The authors received no financial support and have no competing interests with regards to this paper.



Holm C, Kjaer M, Eliasson P. Achilles tendon rupture – treatment and complications: a systematic review. Scand J Med Sci Sports. 2015;25(1):e1–e10.


Wilkins R, Bisson LJ. Operative versus nonoperative management of acute Achilles tendon ruptures: a quantitative systematic review of randomized controlled trials. Am J Sports Med. 2012;40(9):2154–2160.


Cetti R, Christensen SE, Ejsted R, Jensen NM, Jorgensen U. Operative versus nonoperative treatment of Achilles tendon rupture. A prospective randomized study and review of the literature. Am J Sports Med. 1993;21(6):791–799.


Nyyssonen T, Luthje P, Kroger H. The increasing incidence and difference in sex distribution of Achilles tendon rupture in Finland in 1987–1999. Scand J Surg. 2008;97(3):272–275.


Clayton RA, Court-Brown CM. The epidemiology of musculoskeletal tendinous and ligamentous injuries. Injury. 2008;39(12):1338–1344.


Suchak AA, Bostick G, Reid D, Blitz S, Jomha N. The incidence of Achilles tendon ruptures in Edmonton, Canada.
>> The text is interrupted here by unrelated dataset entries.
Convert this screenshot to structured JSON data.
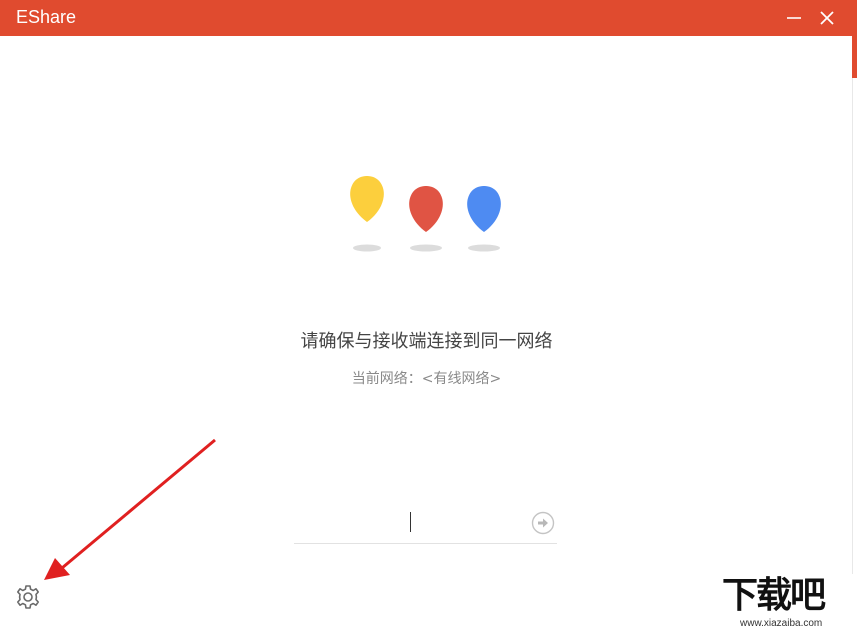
{
  "window": {
    "title": "EShare",
    "titlebar_color": "#e04b2f",
    "minimize_icon": "minimize-icon",
    "close_icon": "close-icon"
  },
  "logo": {
    "colors": [
      "#fccf3d",
      "#e05444",
      "#4e8bf2"
    ],
    "shadow_color": "#dcdcdc"
  },
  "main": {
    "heading": "请确保与接收端连接到同一网络",
    "network_label": "当前网络：<有线网络>"
  },
  "pin": {
    "value": "",
    "go_icon": "arrow-right-circle-icon"
  },
  "settings": {
    "icon": "gear-icon"
  },
  "annotation": {
    "arrow_color": "#e02020"
  },
  "watermark": {
    "text": "下载吧",
    "url": "www.xiazaiba.com"
  }
}
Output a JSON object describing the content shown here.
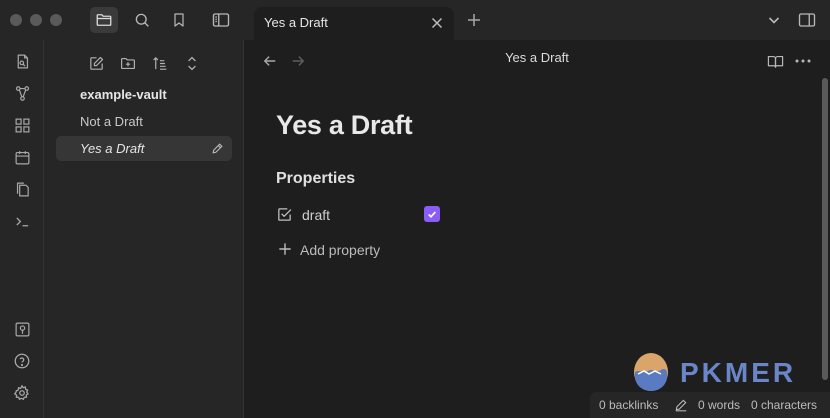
{
  "window": {
    "tab_title": "Yes a Draft"
  },
  "sidebar": {
    "vault_name": "example-vault",
    "files": [
      {
        "label": "Not a Draft",
        "active": false
      },
      {
        "label": "Yes a Draft",
        "active": true
      }
    ]
  },
  "view": {
    "header_title": "Yes a Draft",
    "doc_title": "Yes a Draft",
    "properties_heading": "Properties",
    "property": {
      "name": "draft",
      "checked": true
    },
    "add_property_label": "Add property"
  },
  "watermark": {
    "text": "PKMER"
  },
  "status_bar": {
    "backlinks": "0 backlinks",
    "words": "0 words",
    "characters": "0 characters"
  },
  "colors": {
    "accent": "#8b5cf6",
    "watermark": "#6a86c9"
  },
  "icons": [
    "files-icon",
    "search-icon",
    "bookmark-icon",
    "sidebar-left-icon",
    "plus-icon",
    "chevron-down-icon",
    "sidebar-right-icon",
    "back-arrow-icon",
    "forward-arrow-icon",
    "reading-view-icon",
    "more-options-icon",
    "new-note-icon",
    "new-folder-icon",
    "sort-icon",
    "collapse-icon",
    "switcher-icon",
    "graph-icon",
    "canvas-icon",
    "calendar-icon",
    "templates-icon",
    "terminal-icon",
    "vault-icon",
    "help-icon",
    "settings-icon",
    "checkbox-property-icon",
    "pencil-icon"
  ]
}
Foot Ankle Int. 2005;26(11):932–936.


Cary DV. How to diagnose and manage an acute Achilles tendon rupture. JAAPA. 2009;22(8):39–43.
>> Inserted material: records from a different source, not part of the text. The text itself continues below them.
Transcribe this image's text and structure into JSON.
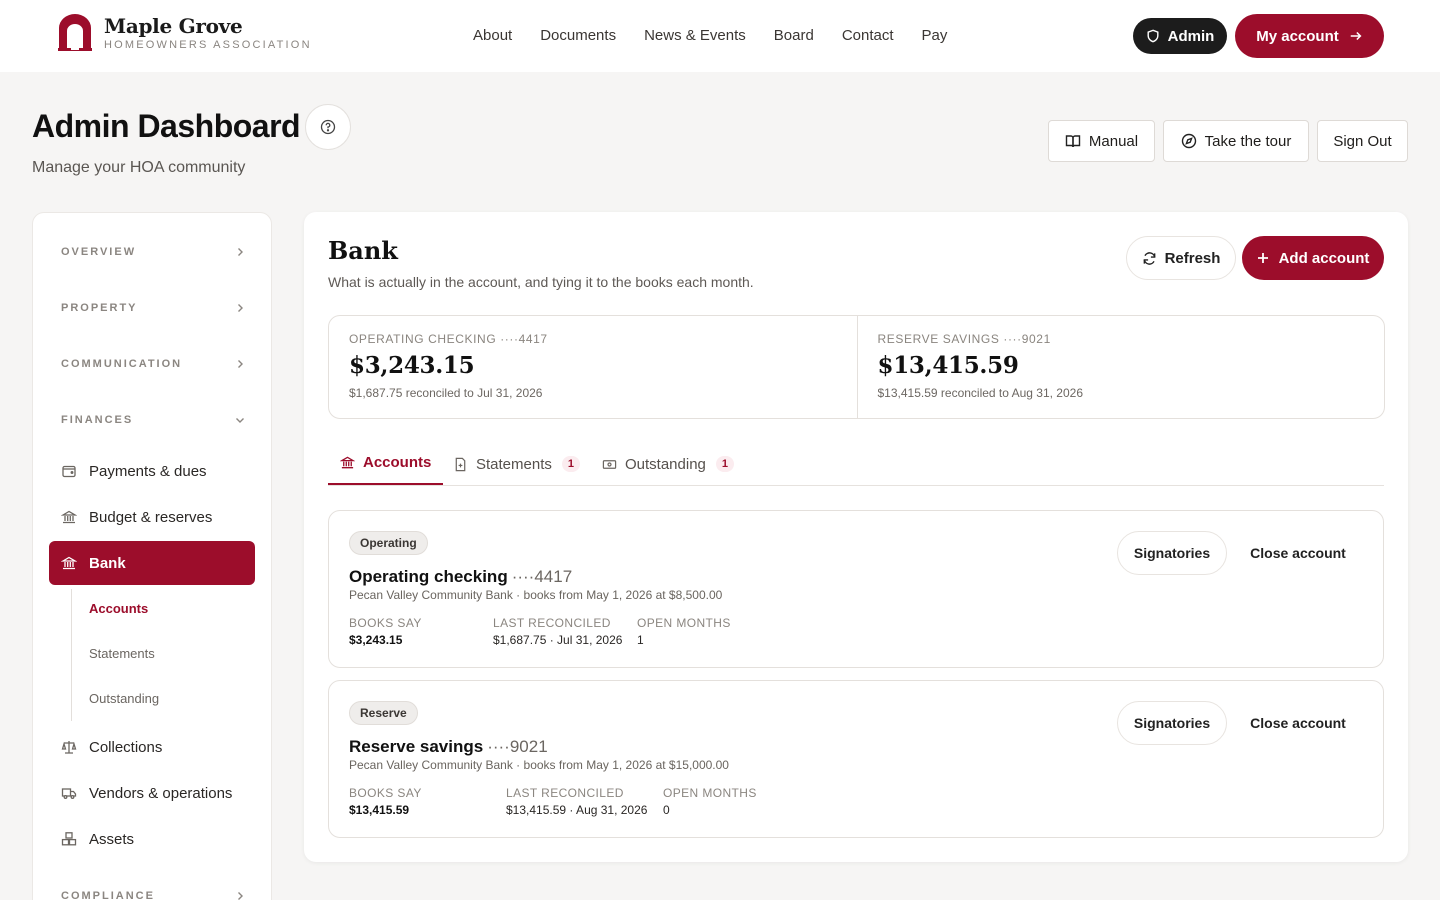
{
  "brand": {
    "name": "Maple Grove",
    "subtitle": "HOMEOWNERS ASSOCIATION",
    "accent_color": "#9c0d2b"
  },
  "nav": {
    "links": [
      "About",
      "Documents",
      "News & Events",
      "Board",
      "Contact",
      "Pay"
    ],
    "admin_label": "Admin",
    "my_account_label": "My account"
  },
  "header": {
    "title": "Admin Dashboard",
    "subtitle": "Manage your HOA community",
    "manual_label": "Manual",
    "tour_label": "Take the tour",
    "signout_label": "Sign Out"
  },
  "sidebar": {
    "sections": {
      "overview": "OVERVIEW",
      "property": "PROPERTY",
      "communication": "COMMUNICATION",
      "finances": "FINANCES",
      "compliance": "COMPLIANCE"
    },
    "finance_items": {
      "payments": "Payments & dues",
      "budget": "Budget & reserves",
      "bank": "Bank",
      "collections": "Collections",
      "vendors": "Vendors & operations",
      "assets": "Assets"
    },
    "bank_sub": {
      "accounts": "Accounts",
      "statements": "Statements",
      "outstanding": "Outstanding"
    }
  },
  "main": {
    "title": "Bank",
    "subtitle": "What is actually in the account, and tying it to the books each month.",
    "refresh_label": "Refresh",
    "add_label": "Add account",
    "summary": [
      {
        "label": "OPERATING CHECKING ····4417",
        "amount": "$3,243.15",
        "note": "$1,687.75 reconciled to Jul 31, 2026"
      },
      {
        "label": "RESERVE SAVINGS ····9021",
        "amount": "$13,415.59",
        "note": "$13,415.59 reconciled to Aug 31, 2026"
      }
    ],
    "tabs": {
      "accounts": "Accounts",
      "statements": "Statements",
      "statements_count": "1",
      "outstanding": "Outstanding",
      "outstanding_count": "1"
    },
    "accounts": [
      {
        "tag": "Operating",
        "name": "Operating checking",
        "mask": "····4417",
        "bank": "Pecan Valley Community Bank · books from May 1, 2026 at $8,500.00",
        "books_label": "BOOKS SAY",
        "books_value": "$3,243.15",
        "reconciled_label": "LAST RECONCILED",
        "reconciled_value": "$1,687.75 · Jul 31, 2026",
        "open_label": "OPEN MONTHS",
        "open_value": "1",
        "sig_label": "Signatories",
        "close_label": "Close account"
      },
      {
        "tag": "Reserve",
        "name": "Reserve savings",
        "mask": "····9021",
        "bank": "Pecan Valley Community Bank · books from May 1, 2026 at $15,000.00",
        "books_label": "BOOKS SAY",
        "books_value": "$13,415.59",
        "reconciled_label": "LAST RECONCILED",
        "reconciled_value": "$13,415.59 · Aug 31, 2026",
        "open_label": "OPEN MONTHS",
        "open_value": "0",
        "sig_label": "Signatories",
        "close_label": "Close account"
      }
    ]
  }
}
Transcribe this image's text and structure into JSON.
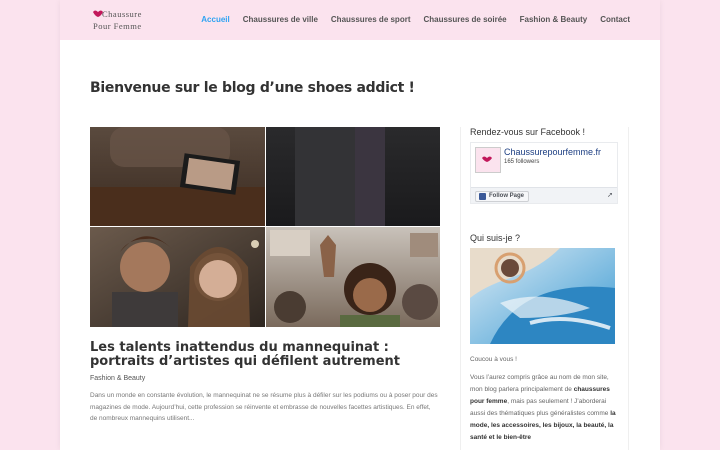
{
  "header": {
    "logo_line1": "Chaussure",
    "logo_line2": "Pour Femme",
    "nav": [
      {
        "label": "Accueil",
        "active": true
      },
      {
        "label": "Chaussures de ville",
        "active": false
      },
      {
        "label": "Chaussures de sport",
        "active": false
      },
      {
        "label": "Chaussures de soirée",
        "active": false
      },
      {
        "label": "Fashion & Beauty",
        "active": false
      },
      {
        "label": "Contact",
        "active": false
      }
    ]
  },
  "main": {
    "page_title": "Bienvenue sur le blog d’une shoes addict !",
    "article": {
      "title": "Les talents inattendus du mannequinat : portraits d’artistes qui défilent autrement",
      "category": "Fashion & Beauty",
      "excerpt": "Dans un monde en constante évolution, le mannequinat ne se résume plus à défiler sur les podiums ou à poser pour des magazines de mode. Aujourd’hui, cette profession se réinvente et embrasse de nouvelles facettes artistiques. En effet, de nombreux mannequins utilisent..."
    }
  },
  "sidebar": {
    "facebook": {
      "heading": "Rendez-vous sur Facebook !",
      "page_name": "Chaussurepourfemme.fr",
      "followers": "165 followers",
      "follow_label": "Follow Page",
      "share_icon": "share-icon"
    },
    "about": {
      "heading": "Qui suis-je ?",
      "greeting": "Coucou à vous !",
      "p1": "Vous l’aurez compris grâce au nom de mon site, mon blog parlera principalement de",
      "p1_bold": "chaussures pour femme",
      "p2": ", mais pas seulement ! J’aborderai aussi des thématiques plus généralistes comme",
      "p2_bold": "la mode, les accessoires, les bijoux, la beauté, la santé et le bien-être"
    }
  },
  "colors": {
    "background": "#fbe3ee",
    "accent": "#2ea3f2",
    "facebook_blue": "#3b5998"
  }
}
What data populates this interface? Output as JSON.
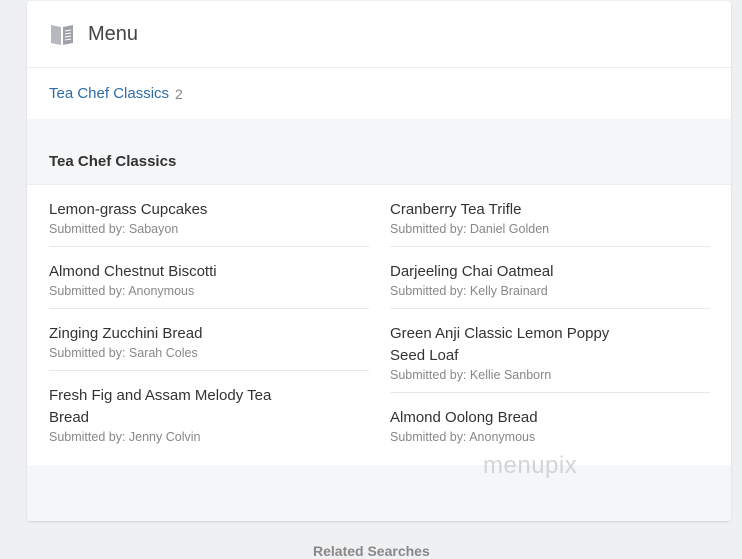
{
  "header": {
    "title": "Menu",
    "icon": "book-icon"
  },
  "category_link": {
    "label": "Tea Chef Classics",
    "count": "2"
  },
  "section": {
    "title": "Tea Chef Classics"
  },
  "items_left": [
    {
      "name": "Lemon-grass Cupcakes",
      "submitted": "Submitted by: Sabayon"
    },
    {
      "name": "Almond Chestnut Biscotti",
      "submitted": "Submitted by: Anonymous"
    },
    {
      "name": "Zinging Zucchini Bread",
      "submitted": "Submitted by: Sarah Coles"
    },
    {
      "name": "Fresh Fig and Assam Melody Tea Bread",
      "submitted": "Submitted by: Jenny Colvin"
    }
  ],
  "items_right": [
    {
      "name": "Cranberry Tea Trifle",
      "submitted": "Submitted by: Daniel Golden"
    },
    {
      "name": "Darjeeling Chai Oatmeal",
      "submitted": "Submitted by: Kelly Brainard"
    },
    {
      "name": "Green Anji Classic Lemon Poppy Seed Loaf",
      "submitted": "Submitted by: Kellie Sanborn"
    },
    {
      "name": "Almond Oolong Bread",
      "submitted": "Submitted by: Anonymous"
    }
  ],
  "watermark": "menupix",
  "related_heading": "Related Searches",
  "colors": {
    "link": "#2d6da6",
    "background": "#eff0f2",
    "band": "#f5f6f7"
  }
}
Keating JF, Will EM. Operative versus non-operative treatment of acute rupture of tendo Achillis: a prospective randomised evaluation of functional outcome. J Bone Joint Surg Br. 2011;93(8):1071–1078.


Jallageas R, Bordes J, Daviet JC, Mabit C, Coste C. Evaluation of surgical treatment for ruptured Achilles tendon in 31 athletes. Orthop Traumatol Surg Res. 2013;99(5):577–584.


Costa ML, Kay D, Donell ST. Gait abnormalities following rupture of the tendo Achillis: a pedobarographic assessment. J Bone Joint Surg Br. 2005;87(8):1085–1088.


Don R, Ranavolo A, Cacchio A, et al. Relationship between recovery of calf-muscle biomechanical properties and gait pattern following surgery for achilles tendon rupture. Clin Biomech (Bristol, Avon). 2007;22(2):211–220.


Kawakami Y, Kanehisa H, Fukunaga T. The relationship between passive ankle plantar flexion joint torque and gastrocnemius muscle and achilles tendon stiffness: implications for flexibility. J Orthop Sports Phys Ther. 2008;38(5):269–276.


Soroceanu A, Sidhwa F, Aarabi S, Kaufman A, Glazebrook M. Surgical versus nonsurgical treatment of acute Achilles tendon rupture: a meta-analysis of randomized trials. J Bone Joint Surg Am. 2012;94(23):2136–2143.


Raisbeck CC. Rupture of the Achilles tendon. J Bone Joint Surg Am. 2000;82-A(12):1804–1805.


Jiang N, Wang B, Chen A, Dong F, Yu B. Operative versus nonoperative treatment for acute Achilles tendon rupture: a meta-analysis based on current evidence. Int Orthop. 2012;36(4):765–773.


Follak N, Ganzer D, Merk H. The utility of gait analysis in the rehabilitation of patients after surgical treatment of Achilles tendon rupture. Eur J Orthop Surg Traumatol. 2002;12(2):90–95.


Myerson MS. Achilles tendon ruptures. Instr Course Lect. 1999;48:219–230.


Leppilahti J, Orava S. Total Achilles tendon rupture. A review. Sports Med. 1998;25(2):79–100.


Foster TE, Puskas BL, Mandelbaum BR, Gerhardt MB, Rodeo SA. Platelet-rich plasma: from basic science to clinical applications. Am J Sports Med. 2009;37(11):2259–2272.


Mishra A, Harmon K, Woodall J, Vieira A. Sports medicine applications of platelet rich plasma. Curr Pharm Biotechnol. 2012;13(7):1185–1195.


Middleton KK, Barro V, Muller B, Terada S, Fu FH. Evaluation of the effects of platelet-rich plasma (PRP) therapy involved in the healing of sports-related soft tissue injuries. Iowa Orthop J. 2012;32:150–163.


Filardo G, Kon E. PRP: Product Rich in Placebo? Knee Surg Sports Traumatol Arthrosc. Epub 2015 Sep 21.

Creative Commons License This work is published and licensed by Dove Medical Press Limited. The full terms of this license are available at and incorporate the Creative Commons Attribution - Non Commercial (unported, v3.0) License. By accessing the work you hereby accept the Terms. Non-commercial uses of the work are permitted without any further permission from Dove Medical Press Limited, provided the work is properly attributed. For permission for commercial use of this work, please see paragraphs 4.2 and 5 of our Terms.